Here’s a picture that was taken inside The British Museum in London. It has an amazing glass ceiling.
Designed by Foster and Partners, the Queen Elizabeth II Great Court transformed the Museum’s inner courtyard into the largest covered public square in Europe. It is a two-acre space enclosed by a spectacular glass roof with the world-famous Reading Room at its centre.
The courtyard had been a lost space since 1857. The re-design of the Great Court meant that this hidden space could be seen again.
The design of the Great Court was loosely based on Foster’s concept for the roof of the Reichstag in Berlin, Germany. A key aspect of the design was that with every step in the Great Court the vista changed and allowed the visitor a new view on their surroundings.
Work on the Great Court’s magnificent glass and steel roof began in September 1999. The canopy was designed and installed by computer. It was constructed out of 3,312 panes of glass, no two of which are the same.

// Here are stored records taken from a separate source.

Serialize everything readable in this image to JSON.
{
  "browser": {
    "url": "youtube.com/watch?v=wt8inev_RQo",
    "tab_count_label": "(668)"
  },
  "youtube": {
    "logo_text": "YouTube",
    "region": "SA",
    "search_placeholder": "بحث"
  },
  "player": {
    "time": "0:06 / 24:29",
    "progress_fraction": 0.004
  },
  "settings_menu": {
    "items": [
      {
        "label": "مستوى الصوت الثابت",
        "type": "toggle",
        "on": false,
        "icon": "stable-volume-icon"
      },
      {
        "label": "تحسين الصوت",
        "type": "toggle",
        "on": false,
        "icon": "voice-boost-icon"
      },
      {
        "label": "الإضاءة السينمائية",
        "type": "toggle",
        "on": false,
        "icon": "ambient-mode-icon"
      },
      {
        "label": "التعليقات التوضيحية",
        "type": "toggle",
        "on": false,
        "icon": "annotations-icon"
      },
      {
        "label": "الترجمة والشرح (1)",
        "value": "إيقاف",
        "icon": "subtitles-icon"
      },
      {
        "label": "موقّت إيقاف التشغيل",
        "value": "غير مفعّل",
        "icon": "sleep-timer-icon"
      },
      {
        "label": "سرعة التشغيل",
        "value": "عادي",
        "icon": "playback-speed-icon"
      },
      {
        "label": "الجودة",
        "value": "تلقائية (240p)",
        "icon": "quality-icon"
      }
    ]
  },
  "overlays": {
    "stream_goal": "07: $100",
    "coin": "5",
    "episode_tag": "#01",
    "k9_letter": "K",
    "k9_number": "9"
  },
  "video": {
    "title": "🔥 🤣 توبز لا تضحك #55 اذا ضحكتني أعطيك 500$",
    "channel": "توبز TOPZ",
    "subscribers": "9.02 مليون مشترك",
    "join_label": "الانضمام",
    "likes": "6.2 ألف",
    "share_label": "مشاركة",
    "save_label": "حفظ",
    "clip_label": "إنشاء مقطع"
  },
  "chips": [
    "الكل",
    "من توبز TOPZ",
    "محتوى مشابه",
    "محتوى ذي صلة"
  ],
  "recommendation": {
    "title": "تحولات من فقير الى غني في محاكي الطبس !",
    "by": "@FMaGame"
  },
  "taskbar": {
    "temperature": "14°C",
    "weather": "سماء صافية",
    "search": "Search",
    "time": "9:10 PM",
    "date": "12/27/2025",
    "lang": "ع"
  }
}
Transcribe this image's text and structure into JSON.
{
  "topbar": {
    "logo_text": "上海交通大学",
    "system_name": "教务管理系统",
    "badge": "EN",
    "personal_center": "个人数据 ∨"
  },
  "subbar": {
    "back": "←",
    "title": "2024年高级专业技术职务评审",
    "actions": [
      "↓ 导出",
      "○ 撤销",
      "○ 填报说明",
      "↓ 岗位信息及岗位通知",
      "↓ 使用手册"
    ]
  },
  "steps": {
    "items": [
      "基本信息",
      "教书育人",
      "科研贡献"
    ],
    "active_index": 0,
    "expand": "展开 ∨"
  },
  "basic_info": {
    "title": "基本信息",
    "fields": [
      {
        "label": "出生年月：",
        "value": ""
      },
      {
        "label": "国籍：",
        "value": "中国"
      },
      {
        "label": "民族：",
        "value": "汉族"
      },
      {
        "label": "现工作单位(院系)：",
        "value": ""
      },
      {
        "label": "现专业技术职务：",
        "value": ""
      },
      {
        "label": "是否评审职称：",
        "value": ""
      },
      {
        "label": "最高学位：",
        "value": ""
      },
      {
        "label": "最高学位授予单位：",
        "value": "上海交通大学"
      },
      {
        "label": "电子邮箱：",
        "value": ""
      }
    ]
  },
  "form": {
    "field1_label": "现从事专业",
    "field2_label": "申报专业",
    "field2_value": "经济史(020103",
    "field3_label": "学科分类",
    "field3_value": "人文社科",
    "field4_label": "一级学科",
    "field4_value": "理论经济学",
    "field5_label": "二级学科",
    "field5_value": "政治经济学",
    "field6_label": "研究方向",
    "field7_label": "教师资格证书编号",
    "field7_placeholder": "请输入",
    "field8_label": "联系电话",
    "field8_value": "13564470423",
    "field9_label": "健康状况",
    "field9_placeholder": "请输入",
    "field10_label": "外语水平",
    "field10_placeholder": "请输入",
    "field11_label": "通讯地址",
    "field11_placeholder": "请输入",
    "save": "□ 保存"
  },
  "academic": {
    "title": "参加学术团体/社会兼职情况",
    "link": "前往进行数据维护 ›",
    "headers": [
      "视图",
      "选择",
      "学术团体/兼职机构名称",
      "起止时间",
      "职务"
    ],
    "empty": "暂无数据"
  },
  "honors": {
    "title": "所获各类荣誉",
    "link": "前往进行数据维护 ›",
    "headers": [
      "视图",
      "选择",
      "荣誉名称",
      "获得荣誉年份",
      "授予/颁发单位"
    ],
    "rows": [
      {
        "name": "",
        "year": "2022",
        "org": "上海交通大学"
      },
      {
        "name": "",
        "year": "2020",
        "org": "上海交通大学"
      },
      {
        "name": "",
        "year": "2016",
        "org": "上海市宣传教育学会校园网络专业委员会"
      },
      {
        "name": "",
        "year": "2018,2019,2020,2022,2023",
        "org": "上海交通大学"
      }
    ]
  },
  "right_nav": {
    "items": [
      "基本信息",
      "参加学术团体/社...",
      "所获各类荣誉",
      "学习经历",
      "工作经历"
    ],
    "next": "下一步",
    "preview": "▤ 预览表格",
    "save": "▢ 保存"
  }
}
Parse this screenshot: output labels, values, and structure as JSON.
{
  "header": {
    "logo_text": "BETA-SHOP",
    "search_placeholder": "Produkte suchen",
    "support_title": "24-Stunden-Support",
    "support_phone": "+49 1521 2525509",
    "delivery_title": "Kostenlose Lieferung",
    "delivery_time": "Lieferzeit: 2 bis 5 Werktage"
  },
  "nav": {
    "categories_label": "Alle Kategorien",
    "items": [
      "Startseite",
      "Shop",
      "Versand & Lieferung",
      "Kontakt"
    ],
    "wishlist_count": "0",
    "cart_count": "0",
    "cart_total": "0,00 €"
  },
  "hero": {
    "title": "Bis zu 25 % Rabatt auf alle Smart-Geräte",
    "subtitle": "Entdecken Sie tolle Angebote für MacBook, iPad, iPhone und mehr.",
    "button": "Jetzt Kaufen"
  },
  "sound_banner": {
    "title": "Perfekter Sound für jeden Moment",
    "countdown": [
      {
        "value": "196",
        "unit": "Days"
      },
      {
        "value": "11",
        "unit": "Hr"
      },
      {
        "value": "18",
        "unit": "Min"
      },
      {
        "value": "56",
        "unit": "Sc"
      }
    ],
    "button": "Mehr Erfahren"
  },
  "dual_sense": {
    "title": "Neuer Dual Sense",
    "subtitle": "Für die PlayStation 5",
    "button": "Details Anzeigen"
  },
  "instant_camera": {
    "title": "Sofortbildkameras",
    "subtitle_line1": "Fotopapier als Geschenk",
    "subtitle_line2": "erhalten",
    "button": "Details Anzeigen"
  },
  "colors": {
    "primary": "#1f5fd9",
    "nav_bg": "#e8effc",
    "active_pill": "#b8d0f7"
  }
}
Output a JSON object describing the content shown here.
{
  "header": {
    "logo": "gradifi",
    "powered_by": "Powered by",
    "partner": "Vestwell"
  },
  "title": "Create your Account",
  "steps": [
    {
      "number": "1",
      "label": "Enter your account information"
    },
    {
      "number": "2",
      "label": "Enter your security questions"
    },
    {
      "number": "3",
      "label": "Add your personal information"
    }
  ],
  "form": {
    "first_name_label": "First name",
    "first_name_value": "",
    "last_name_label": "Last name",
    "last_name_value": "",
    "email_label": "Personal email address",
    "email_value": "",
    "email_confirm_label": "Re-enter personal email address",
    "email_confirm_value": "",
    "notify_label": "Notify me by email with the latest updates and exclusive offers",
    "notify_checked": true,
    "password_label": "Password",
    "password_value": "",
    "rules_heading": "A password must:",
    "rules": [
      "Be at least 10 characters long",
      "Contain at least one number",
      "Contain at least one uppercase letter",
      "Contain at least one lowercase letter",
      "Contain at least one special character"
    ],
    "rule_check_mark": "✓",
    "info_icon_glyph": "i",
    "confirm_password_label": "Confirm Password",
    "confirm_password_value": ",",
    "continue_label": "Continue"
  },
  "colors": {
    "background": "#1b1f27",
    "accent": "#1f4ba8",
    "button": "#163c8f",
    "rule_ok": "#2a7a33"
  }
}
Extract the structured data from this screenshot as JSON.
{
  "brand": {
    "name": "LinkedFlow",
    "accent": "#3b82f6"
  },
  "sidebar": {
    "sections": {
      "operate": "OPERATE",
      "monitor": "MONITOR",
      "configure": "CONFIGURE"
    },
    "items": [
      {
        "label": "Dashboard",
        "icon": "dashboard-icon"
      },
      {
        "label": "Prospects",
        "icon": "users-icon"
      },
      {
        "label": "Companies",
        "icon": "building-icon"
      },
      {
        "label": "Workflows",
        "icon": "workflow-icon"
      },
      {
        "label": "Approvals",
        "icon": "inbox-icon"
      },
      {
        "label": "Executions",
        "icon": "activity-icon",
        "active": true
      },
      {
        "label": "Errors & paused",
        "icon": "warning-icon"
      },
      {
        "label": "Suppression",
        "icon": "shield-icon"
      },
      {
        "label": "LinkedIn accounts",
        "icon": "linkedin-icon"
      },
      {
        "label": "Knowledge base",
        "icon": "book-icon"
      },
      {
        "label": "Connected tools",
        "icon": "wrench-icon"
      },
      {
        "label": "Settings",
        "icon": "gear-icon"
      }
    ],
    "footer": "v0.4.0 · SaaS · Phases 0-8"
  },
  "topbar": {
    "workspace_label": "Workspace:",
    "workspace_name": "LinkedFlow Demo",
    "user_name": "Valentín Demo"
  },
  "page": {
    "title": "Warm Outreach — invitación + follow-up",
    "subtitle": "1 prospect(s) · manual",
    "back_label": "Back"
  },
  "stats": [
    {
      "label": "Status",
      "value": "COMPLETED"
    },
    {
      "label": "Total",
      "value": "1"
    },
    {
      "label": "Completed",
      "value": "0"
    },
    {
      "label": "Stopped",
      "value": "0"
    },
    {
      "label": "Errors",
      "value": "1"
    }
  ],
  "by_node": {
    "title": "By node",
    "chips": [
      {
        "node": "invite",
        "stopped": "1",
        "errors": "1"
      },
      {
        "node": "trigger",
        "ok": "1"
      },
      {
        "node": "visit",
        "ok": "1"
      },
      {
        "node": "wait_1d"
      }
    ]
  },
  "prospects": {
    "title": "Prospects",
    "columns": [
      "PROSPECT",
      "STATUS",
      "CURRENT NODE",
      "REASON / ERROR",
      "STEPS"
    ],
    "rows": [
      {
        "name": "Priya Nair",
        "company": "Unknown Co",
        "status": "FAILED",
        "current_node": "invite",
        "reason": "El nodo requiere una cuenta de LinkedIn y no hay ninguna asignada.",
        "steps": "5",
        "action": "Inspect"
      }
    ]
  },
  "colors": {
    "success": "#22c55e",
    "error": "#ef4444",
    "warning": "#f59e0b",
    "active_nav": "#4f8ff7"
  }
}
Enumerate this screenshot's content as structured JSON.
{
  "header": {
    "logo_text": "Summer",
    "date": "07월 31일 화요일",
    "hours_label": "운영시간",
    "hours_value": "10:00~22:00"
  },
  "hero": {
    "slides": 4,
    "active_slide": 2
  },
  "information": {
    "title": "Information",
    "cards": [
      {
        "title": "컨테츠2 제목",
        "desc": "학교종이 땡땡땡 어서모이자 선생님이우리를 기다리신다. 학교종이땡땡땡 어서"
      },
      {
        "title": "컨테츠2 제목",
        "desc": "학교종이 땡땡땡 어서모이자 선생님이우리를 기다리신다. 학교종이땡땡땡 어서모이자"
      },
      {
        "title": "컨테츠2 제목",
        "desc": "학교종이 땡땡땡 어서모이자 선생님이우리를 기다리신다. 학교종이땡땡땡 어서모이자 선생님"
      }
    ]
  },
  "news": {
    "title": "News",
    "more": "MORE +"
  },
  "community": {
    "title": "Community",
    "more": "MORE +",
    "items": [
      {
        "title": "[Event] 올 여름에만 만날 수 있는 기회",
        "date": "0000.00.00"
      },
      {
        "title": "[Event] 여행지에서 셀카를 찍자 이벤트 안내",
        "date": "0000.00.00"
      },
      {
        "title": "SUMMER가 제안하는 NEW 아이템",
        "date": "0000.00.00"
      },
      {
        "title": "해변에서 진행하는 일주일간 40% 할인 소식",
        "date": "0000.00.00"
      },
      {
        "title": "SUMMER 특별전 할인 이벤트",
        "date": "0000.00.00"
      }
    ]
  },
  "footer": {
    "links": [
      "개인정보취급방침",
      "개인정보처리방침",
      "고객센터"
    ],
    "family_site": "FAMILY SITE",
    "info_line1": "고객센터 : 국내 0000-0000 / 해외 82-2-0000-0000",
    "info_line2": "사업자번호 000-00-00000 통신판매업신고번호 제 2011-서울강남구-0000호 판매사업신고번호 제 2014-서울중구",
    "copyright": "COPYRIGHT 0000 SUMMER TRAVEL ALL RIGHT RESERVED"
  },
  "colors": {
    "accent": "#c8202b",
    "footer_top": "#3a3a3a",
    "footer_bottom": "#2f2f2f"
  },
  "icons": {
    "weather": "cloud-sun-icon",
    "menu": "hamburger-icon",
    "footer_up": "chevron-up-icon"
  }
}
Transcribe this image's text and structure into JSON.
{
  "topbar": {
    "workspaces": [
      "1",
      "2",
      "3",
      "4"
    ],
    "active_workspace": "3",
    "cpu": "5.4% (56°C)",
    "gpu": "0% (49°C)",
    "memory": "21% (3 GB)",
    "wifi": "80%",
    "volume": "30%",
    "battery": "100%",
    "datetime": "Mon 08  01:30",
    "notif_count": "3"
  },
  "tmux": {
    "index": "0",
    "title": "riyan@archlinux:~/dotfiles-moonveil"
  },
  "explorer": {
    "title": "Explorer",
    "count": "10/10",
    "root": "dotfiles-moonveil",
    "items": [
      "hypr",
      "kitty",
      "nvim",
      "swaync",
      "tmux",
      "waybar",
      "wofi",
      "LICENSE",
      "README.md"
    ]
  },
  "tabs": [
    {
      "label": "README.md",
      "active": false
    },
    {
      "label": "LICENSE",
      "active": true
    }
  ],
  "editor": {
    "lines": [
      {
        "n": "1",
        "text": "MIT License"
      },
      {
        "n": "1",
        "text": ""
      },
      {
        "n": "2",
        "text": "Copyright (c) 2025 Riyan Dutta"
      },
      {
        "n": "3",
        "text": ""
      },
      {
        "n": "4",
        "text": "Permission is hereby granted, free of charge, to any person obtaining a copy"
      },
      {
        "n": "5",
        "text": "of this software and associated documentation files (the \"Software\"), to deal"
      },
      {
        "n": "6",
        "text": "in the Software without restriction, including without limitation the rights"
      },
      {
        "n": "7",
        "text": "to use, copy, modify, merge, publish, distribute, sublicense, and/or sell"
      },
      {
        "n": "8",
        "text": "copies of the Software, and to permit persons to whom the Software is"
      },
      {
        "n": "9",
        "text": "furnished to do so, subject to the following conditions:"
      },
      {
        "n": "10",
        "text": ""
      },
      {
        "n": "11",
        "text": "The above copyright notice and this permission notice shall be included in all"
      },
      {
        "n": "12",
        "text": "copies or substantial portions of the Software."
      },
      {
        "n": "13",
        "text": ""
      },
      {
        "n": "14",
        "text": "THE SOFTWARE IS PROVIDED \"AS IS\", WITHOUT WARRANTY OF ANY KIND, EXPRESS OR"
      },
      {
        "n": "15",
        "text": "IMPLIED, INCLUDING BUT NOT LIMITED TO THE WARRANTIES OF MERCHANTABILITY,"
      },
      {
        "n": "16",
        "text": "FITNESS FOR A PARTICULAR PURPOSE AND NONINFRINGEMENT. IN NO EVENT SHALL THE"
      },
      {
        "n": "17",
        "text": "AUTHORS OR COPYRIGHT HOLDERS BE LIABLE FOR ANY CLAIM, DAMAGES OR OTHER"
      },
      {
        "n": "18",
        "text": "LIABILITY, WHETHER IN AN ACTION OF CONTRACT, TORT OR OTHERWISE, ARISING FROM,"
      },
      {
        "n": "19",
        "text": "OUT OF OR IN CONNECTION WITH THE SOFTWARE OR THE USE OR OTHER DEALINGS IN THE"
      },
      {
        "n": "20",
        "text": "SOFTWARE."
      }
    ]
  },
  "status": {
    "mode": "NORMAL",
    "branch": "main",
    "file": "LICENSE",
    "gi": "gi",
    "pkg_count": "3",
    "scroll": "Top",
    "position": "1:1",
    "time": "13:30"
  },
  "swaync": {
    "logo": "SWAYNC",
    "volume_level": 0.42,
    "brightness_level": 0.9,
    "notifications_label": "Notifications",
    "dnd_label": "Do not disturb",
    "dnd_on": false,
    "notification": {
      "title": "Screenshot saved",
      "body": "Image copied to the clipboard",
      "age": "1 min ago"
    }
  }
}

At two acres, the Great Court increased public space in the Museum by forty per cent, allowing visitors to move freely around the main floor for the first time in 150 years.